## Exercise requirements
Repeat the material exactly, leaving no line out.

══════════════════════════════

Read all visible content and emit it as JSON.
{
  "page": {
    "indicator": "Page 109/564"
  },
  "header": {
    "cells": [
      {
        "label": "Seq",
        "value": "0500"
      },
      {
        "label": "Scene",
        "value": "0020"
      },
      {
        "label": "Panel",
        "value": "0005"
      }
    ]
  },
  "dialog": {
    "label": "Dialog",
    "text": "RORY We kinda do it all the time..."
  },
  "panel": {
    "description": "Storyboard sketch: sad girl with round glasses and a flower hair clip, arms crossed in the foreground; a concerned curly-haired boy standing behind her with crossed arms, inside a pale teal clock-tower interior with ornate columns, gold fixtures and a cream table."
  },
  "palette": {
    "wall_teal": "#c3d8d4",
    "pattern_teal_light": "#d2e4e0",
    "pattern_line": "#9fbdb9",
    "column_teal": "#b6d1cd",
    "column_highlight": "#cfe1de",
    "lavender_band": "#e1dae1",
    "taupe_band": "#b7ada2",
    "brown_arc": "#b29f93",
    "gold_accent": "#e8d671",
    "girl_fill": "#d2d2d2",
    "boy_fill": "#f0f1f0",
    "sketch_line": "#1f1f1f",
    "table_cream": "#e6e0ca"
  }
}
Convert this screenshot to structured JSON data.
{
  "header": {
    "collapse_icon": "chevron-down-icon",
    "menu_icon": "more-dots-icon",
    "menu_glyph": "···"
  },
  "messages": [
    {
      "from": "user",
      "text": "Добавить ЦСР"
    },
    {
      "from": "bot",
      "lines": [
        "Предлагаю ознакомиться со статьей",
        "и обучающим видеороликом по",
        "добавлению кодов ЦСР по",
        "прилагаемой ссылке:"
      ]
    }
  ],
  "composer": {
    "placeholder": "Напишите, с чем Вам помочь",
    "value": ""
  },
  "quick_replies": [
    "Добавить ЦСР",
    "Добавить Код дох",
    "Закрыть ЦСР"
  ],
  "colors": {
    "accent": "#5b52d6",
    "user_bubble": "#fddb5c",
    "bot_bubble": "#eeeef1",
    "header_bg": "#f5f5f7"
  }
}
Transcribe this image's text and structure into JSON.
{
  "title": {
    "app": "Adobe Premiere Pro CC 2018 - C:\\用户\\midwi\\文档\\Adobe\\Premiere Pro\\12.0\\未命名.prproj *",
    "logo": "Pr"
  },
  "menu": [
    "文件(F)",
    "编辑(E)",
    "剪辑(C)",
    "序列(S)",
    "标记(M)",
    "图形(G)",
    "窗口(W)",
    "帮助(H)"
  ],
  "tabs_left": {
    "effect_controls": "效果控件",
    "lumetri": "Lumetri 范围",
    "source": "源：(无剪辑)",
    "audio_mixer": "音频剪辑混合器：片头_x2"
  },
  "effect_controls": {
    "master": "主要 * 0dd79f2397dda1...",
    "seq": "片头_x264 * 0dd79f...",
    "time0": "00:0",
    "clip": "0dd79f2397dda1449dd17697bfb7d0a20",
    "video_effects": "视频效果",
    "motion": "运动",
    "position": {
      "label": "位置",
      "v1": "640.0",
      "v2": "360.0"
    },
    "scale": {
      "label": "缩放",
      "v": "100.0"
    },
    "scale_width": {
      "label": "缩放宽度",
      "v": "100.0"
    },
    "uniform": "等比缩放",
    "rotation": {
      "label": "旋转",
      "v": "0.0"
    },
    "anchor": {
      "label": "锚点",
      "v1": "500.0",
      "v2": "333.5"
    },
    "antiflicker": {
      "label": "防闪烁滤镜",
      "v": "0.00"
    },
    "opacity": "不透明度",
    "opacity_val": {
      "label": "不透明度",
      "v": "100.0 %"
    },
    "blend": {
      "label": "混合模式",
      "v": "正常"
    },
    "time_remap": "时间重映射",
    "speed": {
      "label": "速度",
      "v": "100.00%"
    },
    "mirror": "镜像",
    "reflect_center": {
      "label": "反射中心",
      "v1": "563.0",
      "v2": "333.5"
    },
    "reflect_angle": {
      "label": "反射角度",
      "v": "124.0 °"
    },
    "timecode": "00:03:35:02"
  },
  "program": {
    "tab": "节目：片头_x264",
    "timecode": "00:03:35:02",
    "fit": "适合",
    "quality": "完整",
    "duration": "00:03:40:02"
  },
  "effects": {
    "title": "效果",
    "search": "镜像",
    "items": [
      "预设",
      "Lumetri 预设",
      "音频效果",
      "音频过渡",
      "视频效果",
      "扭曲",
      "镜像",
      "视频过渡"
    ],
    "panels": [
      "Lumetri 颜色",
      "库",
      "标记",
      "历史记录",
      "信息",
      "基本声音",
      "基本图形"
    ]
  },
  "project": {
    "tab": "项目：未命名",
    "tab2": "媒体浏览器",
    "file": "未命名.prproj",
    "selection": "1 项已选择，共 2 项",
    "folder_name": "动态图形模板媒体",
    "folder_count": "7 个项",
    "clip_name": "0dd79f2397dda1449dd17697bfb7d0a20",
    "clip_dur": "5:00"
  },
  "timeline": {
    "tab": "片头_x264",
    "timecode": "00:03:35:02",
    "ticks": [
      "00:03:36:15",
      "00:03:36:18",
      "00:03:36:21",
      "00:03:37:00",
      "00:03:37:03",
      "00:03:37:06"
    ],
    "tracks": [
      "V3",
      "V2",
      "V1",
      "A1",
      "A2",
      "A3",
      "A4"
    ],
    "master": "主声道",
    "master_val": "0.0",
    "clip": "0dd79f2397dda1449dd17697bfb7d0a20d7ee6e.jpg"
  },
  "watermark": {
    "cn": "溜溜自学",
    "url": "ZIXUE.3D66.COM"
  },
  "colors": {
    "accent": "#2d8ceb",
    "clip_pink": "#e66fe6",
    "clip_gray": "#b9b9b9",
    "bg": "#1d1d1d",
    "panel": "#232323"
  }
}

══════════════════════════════

## Task answer
Read all visible content and emit it as JSON.
{
  "page": {
    "indicator": "Page 109/564"
  },
  "header": {
    "cells": [
      {
        "label": "Seq",
        "value": "0500"
      },
      {
        "label": "Scene",
        "value": "0020"
      },
      {
        "label": "Panel",
        "value": "0005"
      }
    ]
  },
  "dialog": {
    "label": "Dialog",
    "text": "RORY We kinda do it all the time..."
  },
  "panel": {
    "description": "Storyboard sketch: sad girl with round glasses and a flower hair clip, arms crossed in the foreground; a concerned curly-haired boy standing behind her with crossed arms, inside a pale teal clock-tower interior with ornate columns, gold fixtures and a cream table."
  },
  "palette": {
    "wall_teal": "#c3d8d4",
    "pattern_teal_light": "#d2e4e0",
    "pattern_line": "#9fbdb9",
    "column_teal": "#b6d1cd",
    "column_highlight": "#cfe1de",
    "lavender_band": "#e1dae1",
    "taupe_band": "#b7ada2",
    "brown_arc": "#b29f93",
    "gold_accent": "#e8d671",
    "girl_fill": "#d2d2d2",
    "boy_fill": "#f0f1f0",
    "sketch_line": "#1f1f1f",
    "table_cream": "#e6e0ca"
  }
}
Convert this screenshot to structured JSON data.
{
  "header": {
    "collapse_icon": "chevron-down-icon",
    "menu_icon": "more-dots-icon",
    "menu_glyph": "···"
  },
  "messages": [
    {
      "from": "user",
      "text": "Добавить ЦСР"
    },
    {
      "from": "bot",
      "lines": [
        "Предлагаю ознакомиться со статьей",
        "и обучающим видеороликом по",
        "добавлению кодов ЦСР по",
        "прилагаемой ссылке:"
      ]
    }
  ],
  "composer": {
    "placeholder": "Напишите, с чем Вам помочь",
    "value": ""
  },
  "quick_replies": [
    "Добавить ЦСР",
    "Добавить Код дох",
    "Закрыть ЦСР"
  ],
  "colors": {
    "accent": "#5b52d6",
    "user_bubble": "#fddb5c",
    "bot_bubble": "#eeeef1",
    "header_bg": "#f5f5f7"
  }
}
Transcribe this image's text and structure into JSON.
{
  "title": {
    "app": "Adobe Premiere Pro CC 2018 - C:\\用户\\midwi\\文档\\Adobe\\Premiere Pro\\12.0\\未命名.prproj *",
    "logo": "Pr"
  },
  "menu": [
    "文件(F)",
    "编辑(E)",
    "剪辑(C)",
    "序列(S)",
    "标记(M)",
    "图形(G)",
    "窗口(W)",
    "帮助(H)"
  ],
  "tabs_left": {
    "effect_controls": "效果控件",
    "lumetri": "Lumetri 范围",
    "source": "源：(无剪辑)",
    "audio_mixer": "音频剪辑混合器：片头_x2"
  },
  "effect_controls": {
    "master": "主要 * 0dd79f2397dda1...",
    "seq": "片头_x264 * 0dd79f...",
    "time0": "00:0",
    "clip": "0dd79f2397dda1449dd17697bfb7d0a20",
    "video_effects": "视频效果",
    "motion": "运动",
    "position": {
      "label": "位置",
      "v1": "640.0",
      "v2": "360.0"
    },
    "scale": {
      "label": "缩放",
      "v": "100.0"
    },
    "scale_width": {
      "label": "缩放宽度",
      "v": "100.0"
    },
    "uniform": "等比缩放",
    "rotation": {
      "label": "旋转",
      "v": "0.0"
    },
    "anchor": {
      "label": "锚点",
      "v1": "500.0",
      "v2": "333.5"
    },
    "antiflicker": {
      "label": "防闪烁滤镜",
      "v": "0.00"
    },
    "opacity": "不透明度",
    "opacity_val": {
      "label": "不透明度",
      "v": "100.0 %"
    },
    "blend": {
      "label": "混合模式",
      "v": "正常"
    },
    "time_remap": "时间重映射",
    "speed": {
      "label": "速度",
      "v": "100.00%"
    },
    "mirror": "镜像",
    "reflect_center": {
      "label": "反射中心",
      "v1": "563.0",
      "v2": "333.5"
    },
    "reflect_angle": {
      "label": "反射角度",
      "v": "124.0 °"
    },
    "timecode": "00:03:35:02"
  },
  "program": {
    "tab": "节目：片头_x264",
    "timecode": "00:03:35:02",
    "fit": "适合",
    "quality": "完整",
    "duration": "00:03:40:02"
  },
  "effects": {
    "title": "效果",
    "search": "镜像",
    "items": [
      "预设",
      "Lumetri 预设",
      "音频效果",
      "音频过渡",
      "视频效果",
      "扭曲",
      "镜像",
      "视频过渡"
    ],
    "panels": [
      "Lumetri 颜色",
      "库",
      "标记",
      "历史记录",
      "信息",
      "基本声音",
      "基本图形"
    ]
  },
  "project": {
    "tab": "项目：未命名",
    "tab2": "媒体浏览器",
    "file": "未命名.prproj",
    "selection": "1 项已选择，共 2 项",
    "folder_name": "动态图形模板媒体",
    "folder_count": "7 个项",
    "clip_name": "0dd79f2397dda1449dd17697bfb7d0a20",
    "clip_dur": "5:00"
  },
  "timeline": {
    "tab": "片头_x264",
    "timecode": "00:03:35:02",
    "ticks": [
      "00:03:36:15",
      "00:03:36:18",
      "00:03:36:21",
      "00:03:37:00",
      "00:03:37:03",
      "00:03:37:06"
    ],
    "tracks": [
      "V3",
      "V2",
      "V1",
      "A1",
      "A2",
      "A3",
      "A4"
    ],
    "master": "主声道",
    "master_val": "0.0",
    "clip": "0dd79f2397dda1449dd17697bfb7d0a20d7ee6e.jpg"
  },
  "watermark": {
    "cn": "溜溜自学",
    "url": "ZIXUE.3D66.COM"
  },
  "colors": {
    "accent": "#2d8ceb",
    "clip_pink": "#e66fe6",
    "clip_gray": "#b9b9b9",
    "bg": "#1d1d1d",
    "panel": "#232323"
  }
}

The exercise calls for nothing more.